This implements the events API, notifying Symfony's event dispatcher of subscription to MigrateEvents::POST_ROW_SAVE events.
Event handler: onPostRowSave
This responds to any events of the required type by: determining the correct migration (name) is being run (d6_file is the file/upload component of a Drupal upgrade); switching the media bundle based on the MIME type of the file entity that has been created; then creating the media entity with the minimum of information required.

Without the services file below, this class is dormant.

Registering the event subscriber: media_entity_upgrade.services.yml

    class: 'Drupal\media_entity_upgrade\FileMigrateEventSubscriber'
    arguments: ['@entity.manager']
      - {name: event_subscriber}

Media bundles with configured fields: config/install/*.yml

There are a large number of configuration files for the entity bundles, as you can see. We therefore don't review them in any depth here. Apart from anything else, you might want to create your own bundles!

When the module is installed, the YAML files in the sandbox module create:

  • A document media bundle: with form and view displays; and fields including related file and storage for the automatically generated file size in bytes.
  • A image media bundle: with form and view displays; and fields including related file and storage for the automatically generated image width and height.

All media entities also contain base fields like the owner's user ID and a name (which we simply populate with the file entity's filename): these do not have to be configured with YAML files.

If you do decide to create your own media entity bundles, rather than the ones provided in the sandbox module, the UI takes you through the procedure in a fairly self-explanatory way. Just remember to update any bundle names or field names (especially field_media_file) in the event subscriber class.

How to take advantage of media "migration" during upgrade
Once you've enabled the new module, you should be able to run a Drupal upgrade e.g. via the URL /upgrade with no differences. You won't see a new upgrade path in the list or anything: strictly speaking, you've not so much created a new upgrade path as extended the existing d6_file upgrade path to create two entities per file, rather than one.

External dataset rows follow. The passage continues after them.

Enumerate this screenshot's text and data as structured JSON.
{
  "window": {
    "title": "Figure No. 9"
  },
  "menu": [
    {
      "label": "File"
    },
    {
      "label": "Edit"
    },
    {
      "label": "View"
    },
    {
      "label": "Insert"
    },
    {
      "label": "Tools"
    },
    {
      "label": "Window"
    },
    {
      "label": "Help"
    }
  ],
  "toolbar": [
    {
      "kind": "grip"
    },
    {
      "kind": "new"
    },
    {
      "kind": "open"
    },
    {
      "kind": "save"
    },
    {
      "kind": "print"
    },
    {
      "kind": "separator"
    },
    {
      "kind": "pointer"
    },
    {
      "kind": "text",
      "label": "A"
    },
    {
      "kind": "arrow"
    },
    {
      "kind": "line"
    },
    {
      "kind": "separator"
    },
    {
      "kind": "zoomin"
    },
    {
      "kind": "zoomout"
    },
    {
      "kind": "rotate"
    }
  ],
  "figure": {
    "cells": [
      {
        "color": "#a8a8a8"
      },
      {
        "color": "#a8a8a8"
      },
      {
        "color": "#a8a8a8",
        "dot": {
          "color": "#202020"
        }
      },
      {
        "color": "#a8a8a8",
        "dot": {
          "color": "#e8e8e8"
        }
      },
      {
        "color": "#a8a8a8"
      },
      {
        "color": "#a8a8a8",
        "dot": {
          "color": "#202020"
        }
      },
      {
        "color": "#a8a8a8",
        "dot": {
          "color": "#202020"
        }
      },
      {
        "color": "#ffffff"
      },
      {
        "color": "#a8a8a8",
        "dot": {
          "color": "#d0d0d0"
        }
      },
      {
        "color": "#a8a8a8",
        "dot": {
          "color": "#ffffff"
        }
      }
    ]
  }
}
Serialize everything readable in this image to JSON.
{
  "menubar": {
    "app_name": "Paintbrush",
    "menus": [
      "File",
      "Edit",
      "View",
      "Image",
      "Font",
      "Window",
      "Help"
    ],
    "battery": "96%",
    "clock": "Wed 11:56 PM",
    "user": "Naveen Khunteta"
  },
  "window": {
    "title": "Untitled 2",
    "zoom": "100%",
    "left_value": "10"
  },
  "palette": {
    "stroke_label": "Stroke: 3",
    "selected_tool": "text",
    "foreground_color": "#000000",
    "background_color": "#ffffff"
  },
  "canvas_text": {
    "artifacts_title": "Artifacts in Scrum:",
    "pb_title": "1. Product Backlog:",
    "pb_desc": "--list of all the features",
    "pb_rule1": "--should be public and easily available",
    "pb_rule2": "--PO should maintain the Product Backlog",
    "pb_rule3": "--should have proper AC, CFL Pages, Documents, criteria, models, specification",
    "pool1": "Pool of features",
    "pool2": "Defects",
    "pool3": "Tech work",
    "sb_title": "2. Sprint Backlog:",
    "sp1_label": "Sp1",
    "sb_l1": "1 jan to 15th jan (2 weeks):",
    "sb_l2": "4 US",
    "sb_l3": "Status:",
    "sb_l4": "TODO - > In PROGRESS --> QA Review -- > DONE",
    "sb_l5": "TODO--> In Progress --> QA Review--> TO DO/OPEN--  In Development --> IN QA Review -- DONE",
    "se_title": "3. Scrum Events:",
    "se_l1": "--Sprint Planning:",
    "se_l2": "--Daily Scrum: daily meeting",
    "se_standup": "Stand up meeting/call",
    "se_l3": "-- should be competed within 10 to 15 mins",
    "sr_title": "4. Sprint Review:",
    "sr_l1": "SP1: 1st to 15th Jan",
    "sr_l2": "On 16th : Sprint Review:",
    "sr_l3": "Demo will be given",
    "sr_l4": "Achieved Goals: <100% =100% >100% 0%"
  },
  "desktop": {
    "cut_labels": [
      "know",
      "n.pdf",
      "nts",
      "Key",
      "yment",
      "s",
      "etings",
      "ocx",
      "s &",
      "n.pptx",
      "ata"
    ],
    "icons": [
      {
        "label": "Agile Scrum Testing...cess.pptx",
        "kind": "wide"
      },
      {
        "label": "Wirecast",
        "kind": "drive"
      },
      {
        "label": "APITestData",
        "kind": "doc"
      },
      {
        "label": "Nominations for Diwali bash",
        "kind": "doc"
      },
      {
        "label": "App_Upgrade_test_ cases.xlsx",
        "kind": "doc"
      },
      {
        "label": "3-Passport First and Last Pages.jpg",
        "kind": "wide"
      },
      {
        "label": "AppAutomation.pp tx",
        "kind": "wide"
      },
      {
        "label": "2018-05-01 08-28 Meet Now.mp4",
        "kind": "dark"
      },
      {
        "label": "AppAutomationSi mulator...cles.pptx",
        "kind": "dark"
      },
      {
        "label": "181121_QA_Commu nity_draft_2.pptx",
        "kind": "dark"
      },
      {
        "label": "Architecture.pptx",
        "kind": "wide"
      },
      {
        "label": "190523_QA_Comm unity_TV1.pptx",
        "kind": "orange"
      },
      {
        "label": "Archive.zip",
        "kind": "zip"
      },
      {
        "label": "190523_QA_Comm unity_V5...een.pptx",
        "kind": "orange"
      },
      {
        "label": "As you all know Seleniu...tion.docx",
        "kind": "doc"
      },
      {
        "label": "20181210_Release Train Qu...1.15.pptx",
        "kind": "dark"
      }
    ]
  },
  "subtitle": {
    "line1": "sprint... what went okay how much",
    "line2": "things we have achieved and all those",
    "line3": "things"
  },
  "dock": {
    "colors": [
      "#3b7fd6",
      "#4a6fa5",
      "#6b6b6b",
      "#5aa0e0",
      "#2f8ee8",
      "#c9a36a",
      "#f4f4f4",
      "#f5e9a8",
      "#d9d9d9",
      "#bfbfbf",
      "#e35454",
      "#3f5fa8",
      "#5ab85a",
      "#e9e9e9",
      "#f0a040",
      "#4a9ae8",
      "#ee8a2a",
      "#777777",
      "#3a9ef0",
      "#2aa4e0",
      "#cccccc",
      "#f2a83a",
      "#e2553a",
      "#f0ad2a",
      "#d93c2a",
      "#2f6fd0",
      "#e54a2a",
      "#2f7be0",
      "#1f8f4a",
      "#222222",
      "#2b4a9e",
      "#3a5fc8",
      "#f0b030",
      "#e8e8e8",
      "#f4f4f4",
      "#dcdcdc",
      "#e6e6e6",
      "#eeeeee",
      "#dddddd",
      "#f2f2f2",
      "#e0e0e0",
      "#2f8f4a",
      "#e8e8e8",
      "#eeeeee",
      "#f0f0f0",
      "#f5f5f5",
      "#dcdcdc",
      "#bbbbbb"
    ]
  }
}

That's all there is to it: enable your module, and run upgrades as before. After the upgrade is finished, you should be able to navigate your new media entities, complete with thumbnails, MIME types etc.


The core Drupal 8 upgrade is not currently extensible to provide extra migrations within it. However, using the events API, custom code can subscribe to row-by-row events in the existing migrations provided by core, and extend them to create new entities or modify what's already being migrated. Because media entities have a one-to-one correspondence with file entities, such event subscription is sufficient for creating them during an upgrade.


It's important to note that the upgrade process actually is extensible - if you define a migration .yml with migration_tags of 'Drupal 6' and/or 'Drupal 7', the migration will be executed as part of the upgrade. The issue with the hardcoded list of migrations (and their related source and destination modules) only affects reporting - the list of available and "missing" migrations on the confirmation page in the upgrade UI. Your migration may not be listed there, but it will actually be executed.

Thanks, Mike. I did try this originally, in imitation of the core d6_file etc: but it didn't ostensibly work, which is why I went down this route.

It's possible as you say that I was just confounded by the UI not listing it, and so reasonably assumed that meant it wasn't going to run: if I've got time, I'll try again.

Add new comment